The Building Resilient Infrastructure and Communities (BRIC) grant program, administered by the Federal Emergency Management Agency (FEMA), provides funding directly to states for preventive investments in natural disaster resilience, including hazard mitigation planning and projects that will reduce the risk of damage in the event of a natural disaster. Non-state entities apply for BRIC funding as subapplicants by submitting applications to their state hazard mitigation officers. See the Local Infrastructure Hub’s 5 Winning Strategies for BRIC, which guides cities as they seek to access funding from this program.
The Local Infrastructure Hub is highlighting Hoboken, New Jersey’s ResilienCity Park project, formerly Northwest Resiliency Park, as it shows how BRIC grants can be used to invest in multipurpose infrastructure, incorporating resilience for extreme weather events and public amenities for daily functional use.
Due to their topography, Hoboken sees flood risks related to storm surge and rainfall, which can cause damage throughout the city. This has occurred due to both hurricane events and more frequent, heavy rainfalls. Additionally, Hoboken’s combined sewer overflow system creates an additional risk; in heavy rainfall events, stormwater joins sanitary flows and can overwhelm wastewater treatment facilities, polluting the Hudson River and leading to more flooding in the city.
Hoboken’s resiliency parks are part of the broader strategy in New Jersey’s Rebuild by Design – Hudson River project, funded by the Department of Housing and Urban Development. The Rebuild by Design project is focused on improving physical, ecological, economic, and social resilience to flooding events. The resiliency parks are an innovative combination of above-ground recreational amenities and green infrastructure and below-ground gray infrastructure, a key component of the overarching strategy. ResilienCity Park is the newest of three such parks in Hoboken, with a fourth in planning.

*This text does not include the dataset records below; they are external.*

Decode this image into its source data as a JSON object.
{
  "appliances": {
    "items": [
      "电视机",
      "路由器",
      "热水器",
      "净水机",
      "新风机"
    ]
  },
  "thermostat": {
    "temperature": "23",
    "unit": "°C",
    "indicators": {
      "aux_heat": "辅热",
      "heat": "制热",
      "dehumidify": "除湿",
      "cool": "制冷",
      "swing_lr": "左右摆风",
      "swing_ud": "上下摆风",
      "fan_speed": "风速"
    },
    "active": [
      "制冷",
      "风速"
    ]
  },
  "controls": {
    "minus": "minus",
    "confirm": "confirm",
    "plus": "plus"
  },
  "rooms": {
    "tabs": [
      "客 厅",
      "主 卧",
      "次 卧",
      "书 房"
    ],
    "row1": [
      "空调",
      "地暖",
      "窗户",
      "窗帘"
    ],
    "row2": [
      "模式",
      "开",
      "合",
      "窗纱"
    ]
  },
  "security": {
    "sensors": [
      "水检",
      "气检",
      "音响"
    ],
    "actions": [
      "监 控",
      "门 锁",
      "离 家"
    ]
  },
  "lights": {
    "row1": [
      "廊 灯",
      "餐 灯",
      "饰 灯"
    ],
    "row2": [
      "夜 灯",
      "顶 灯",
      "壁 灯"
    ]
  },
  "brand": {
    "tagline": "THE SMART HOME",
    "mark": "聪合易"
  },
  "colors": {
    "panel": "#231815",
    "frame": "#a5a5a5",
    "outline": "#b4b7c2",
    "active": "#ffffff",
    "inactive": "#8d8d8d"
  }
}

ResilienCity Park has transformed a former industrial site into a new public park and is a component of the city’s resiliency infrastructure. Together, Hoboken’s resiliency park network aims to minimize the risk of flooding facing the greater Hoboken community, by storing and providing for delayed discharge of millions of gallons of stormwater that would otherwise flood streets, homes, and businesses.
Considerations for Municipalities
Disaster events have varying impacts for cities, depending on a city’s existing infrastructure and the nature of the event, including wildfires, droughts, landslides, tornadoes, earthquakes, winter storms, inland and coastal flooding, tsunamis, and hurricanes. As climate change continues, extreme weather events have become more frequent and increasingly more severe, necessitating that cities reevaluate their infrastructure and ability to respond to such events. This case story raises several considerations for municipal leaders and stakeholders as strategies for mitigation and adaptation are considered, including:
- What are the hazards and risks to your city ?
- Within your city, how are specific communities overburdened and underserved by city amenities and resilient infrastructure?
- At the state level, who is responsible for the statewide BRIC grant application and sub-applicant review?
- What entity will be the eligible sub-applicant and how will you engage with them?
- How will funded activities support risk mitigation and adaptation efforts?
- How do funded activities fit and connect with the city or region’s broader adaptation and mitigation strategies?
- What is the impact of weather and climate disasters on delivery of public services, including emergency services?
|Land area||1.25 mi2|
|2022 Aggregate assessed property valuation||$11.876B|
|NFIP coverage||$2.3B (in assets in Hoboken)|
|Total NFIP policies||9,832|
|Underinsured or uninsured property value||$9.5B|